6.2 Ignorable or nonignorable?

Recall from Section 2.2.6 that the assumption of ignorability is essentially the belief that the available data are sufficient to correct the missing data. There are two main strategies that we might pursue if the response mechanism is nonignorable:

  • Expand the data in the imputation model in the hope of making the missing data mechanism closer to MAR, or

  • Formulate and fit a nonignorable imputation model and perform sensitivity analysis on the critical parameters.
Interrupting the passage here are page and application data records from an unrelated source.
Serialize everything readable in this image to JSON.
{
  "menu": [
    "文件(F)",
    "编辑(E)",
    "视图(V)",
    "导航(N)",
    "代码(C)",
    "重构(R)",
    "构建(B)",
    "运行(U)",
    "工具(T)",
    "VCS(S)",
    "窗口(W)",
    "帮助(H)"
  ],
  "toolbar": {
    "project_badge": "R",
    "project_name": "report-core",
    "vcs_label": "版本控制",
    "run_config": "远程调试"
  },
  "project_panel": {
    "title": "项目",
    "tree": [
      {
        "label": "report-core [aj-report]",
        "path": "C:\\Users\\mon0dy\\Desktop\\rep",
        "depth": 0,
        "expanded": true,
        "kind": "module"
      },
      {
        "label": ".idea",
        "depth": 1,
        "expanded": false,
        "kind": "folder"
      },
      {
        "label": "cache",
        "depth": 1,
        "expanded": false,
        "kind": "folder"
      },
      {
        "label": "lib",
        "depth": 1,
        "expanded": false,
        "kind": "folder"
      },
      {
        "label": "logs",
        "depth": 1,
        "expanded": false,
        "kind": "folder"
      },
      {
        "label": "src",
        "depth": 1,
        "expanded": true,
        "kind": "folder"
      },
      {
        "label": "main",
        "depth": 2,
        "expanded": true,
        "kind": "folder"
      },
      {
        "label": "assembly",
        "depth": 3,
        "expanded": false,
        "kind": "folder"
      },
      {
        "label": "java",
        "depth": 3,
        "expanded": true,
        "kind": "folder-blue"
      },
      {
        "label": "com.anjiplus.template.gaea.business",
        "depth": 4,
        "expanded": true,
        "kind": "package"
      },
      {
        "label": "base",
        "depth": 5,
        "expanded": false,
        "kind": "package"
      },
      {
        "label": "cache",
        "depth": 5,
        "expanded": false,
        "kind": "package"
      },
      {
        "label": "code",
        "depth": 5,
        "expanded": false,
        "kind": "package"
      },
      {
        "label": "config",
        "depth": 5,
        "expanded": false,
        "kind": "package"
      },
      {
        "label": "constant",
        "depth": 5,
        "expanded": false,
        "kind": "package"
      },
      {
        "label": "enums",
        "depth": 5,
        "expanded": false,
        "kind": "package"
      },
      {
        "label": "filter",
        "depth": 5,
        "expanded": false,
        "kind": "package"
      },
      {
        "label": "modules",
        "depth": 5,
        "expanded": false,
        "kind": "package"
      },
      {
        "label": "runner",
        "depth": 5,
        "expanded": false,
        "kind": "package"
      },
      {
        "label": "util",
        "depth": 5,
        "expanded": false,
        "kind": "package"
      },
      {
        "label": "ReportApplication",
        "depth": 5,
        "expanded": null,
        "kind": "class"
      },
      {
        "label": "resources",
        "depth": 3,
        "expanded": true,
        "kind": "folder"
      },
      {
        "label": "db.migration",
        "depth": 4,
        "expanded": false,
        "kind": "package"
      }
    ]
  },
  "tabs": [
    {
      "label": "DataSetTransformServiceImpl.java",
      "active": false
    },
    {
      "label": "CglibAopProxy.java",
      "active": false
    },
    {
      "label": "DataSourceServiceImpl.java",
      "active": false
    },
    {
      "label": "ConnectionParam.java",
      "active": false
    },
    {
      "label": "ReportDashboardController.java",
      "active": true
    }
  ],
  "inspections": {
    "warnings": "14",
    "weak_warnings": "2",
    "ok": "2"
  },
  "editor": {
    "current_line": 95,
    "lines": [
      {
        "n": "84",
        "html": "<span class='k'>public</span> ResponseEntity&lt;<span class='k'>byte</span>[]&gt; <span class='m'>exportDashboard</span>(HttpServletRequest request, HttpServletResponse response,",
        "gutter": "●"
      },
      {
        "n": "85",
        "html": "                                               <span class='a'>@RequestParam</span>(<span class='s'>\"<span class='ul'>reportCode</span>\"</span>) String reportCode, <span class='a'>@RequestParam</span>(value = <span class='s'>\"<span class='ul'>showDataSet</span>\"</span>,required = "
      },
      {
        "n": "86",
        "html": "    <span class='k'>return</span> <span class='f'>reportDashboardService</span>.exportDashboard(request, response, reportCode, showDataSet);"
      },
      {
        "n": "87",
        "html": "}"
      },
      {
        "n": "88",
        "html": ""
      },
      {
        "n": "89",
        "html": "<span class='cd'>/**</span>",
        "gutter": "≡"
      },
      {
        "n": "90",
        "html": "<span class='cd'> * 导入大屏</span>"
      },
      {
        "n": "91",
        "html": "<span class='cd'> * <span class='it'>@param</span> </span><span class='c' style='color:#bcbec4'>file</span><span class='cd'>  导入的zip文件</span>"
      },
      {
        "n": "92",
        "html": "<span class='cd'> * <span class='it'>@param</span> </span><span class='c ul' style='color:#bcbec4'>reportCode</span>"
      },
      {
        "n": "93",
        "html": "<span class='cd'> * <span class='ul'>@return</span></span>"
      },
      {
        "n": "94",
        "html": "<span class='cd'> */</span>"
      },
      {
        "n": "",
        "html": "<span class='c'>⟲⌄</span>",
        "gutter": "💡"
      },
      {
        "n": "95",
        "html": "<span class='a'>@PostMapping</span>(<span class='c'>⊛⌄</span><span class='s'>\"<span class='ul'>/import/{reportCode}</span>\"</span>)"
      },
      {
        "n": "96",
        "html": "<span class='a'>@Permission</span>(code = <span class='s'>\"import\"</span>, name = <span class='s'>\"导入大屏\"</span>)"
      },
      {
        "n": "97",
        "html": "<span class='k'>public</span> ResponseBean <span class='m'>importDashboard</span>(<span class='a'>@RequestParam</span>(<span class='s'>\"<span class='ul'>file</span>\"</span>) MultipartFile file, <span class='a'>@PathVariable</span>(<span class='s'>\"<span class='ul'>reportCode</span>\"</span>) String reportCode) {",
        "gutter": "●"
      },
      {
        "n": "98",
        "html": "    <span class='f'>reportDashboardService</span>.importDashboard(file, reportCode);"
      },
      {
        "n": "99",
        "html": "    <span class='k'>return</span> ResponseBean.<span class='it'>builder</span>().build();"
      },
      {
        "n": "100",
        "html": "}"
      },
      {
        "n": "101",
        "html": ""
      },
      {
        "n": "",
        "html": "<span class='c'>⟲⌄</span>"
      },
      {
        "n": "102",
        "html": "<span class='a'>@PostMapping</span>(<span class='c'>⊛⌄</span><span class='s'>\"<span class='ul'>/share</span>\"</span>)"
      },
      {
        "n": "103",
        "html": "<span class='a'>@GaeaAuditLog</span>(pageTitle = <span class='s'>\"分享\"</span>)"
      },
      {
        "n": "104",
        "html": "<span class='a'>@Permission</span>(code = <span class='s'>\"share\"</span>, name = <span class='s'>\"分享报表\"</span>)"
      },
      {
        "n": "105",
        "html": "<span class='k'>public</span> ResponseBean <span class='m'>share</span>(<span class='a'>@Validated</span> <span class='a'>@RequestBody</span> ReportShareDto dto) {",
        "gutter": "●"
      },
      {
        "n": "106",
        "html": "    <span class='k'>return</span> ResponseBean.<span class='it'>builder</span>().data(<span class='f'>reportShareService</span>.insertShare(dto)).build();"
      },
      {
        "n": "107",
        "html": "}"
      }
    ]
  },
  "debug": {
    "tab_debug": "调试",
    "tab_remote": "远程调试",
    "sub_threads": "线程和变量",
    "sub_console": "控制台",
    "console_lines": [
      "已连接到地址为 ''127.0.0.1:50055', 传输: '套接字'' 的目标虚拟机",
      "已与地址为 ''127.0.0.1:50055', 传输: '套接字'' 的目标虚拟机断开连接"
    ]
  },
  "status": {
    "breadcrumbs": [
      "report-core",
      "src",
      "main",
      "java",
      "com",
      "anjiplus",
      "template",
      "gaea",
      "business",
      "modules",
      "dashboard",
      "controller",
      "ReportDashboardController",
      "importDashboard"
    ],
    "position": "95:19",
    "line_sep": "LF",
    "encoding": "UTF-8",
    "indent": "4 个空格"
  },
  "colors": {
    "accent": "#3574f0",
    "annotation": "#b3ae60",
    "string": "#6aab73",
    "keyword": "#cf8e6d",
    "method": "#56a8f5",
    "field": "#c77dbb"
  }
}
Collins, Schafer, and Kam (2001) remarked that it is a “safe bet” there will be lurking variables \(Z\) that are correlated both with the variables of interest \(Y\) and with the missingness of \(Y\). The important question is, however, whether these correlations are strong enough to produce substantial bias if no measures are taken. Collins, Schafer, and Kam (2001) performed simulations that provided some answers in the case of linear regression. If the missing data rate did not exceed 25% and if the correlation between the \(Z\) and \(Y\) was 0.4, omitting \(Z\) from the imputation model had a negligible effect. For more extreme situations, with 50% missing data and/or a correlation of 0.9, the effect depended strongly on the form of the missing data mechanism. When the probability to be missing was linear in \(Z\) (like MARRIGHT in Section 3.2.4), then omitting \(Z\) from the imputation model only affected the intercept, whereas the regression weights and variance estimates were unaffected. When more missing data were created in the extremes (like MARTAIL), the reverse occurred: omitting \(Z\) affected the regression coefficients and variance estimates, but the intercept was unbiased with the correct confidence interval. In summary, all estimates under multiple imputation were remarkably robust against MNAR in many instances. Beyond a correlation of 0.4 or a missing data rate over 25% the form of the missing data mechanism determines which parameters are affected.

Based on these results, we suggest the following guidelines. The MAR assumption is often a suitable starting point. If the MAR assumption is suspect for the data at hand, a next step is to find additional data that are strongly predictive of the missingness, and include these into the imputation model. If all possibilities for such data are exhausted and if the assumption is still suspect, perform a concise simulation study as in Collins, Schafer, and Kam (2001) customized for the problem at hand with the goal of finding out how extreme the MNAR mechanism needs to be to influence the parameters of scientific interest. Finally, use a nonignorable imputation model (cf. Section 3.8) to correct the direction of imputations created under MAR. Vary the most critical parameters, and study their influence on the final inferences. Section 9.2 contains an example of how this can be done in practice.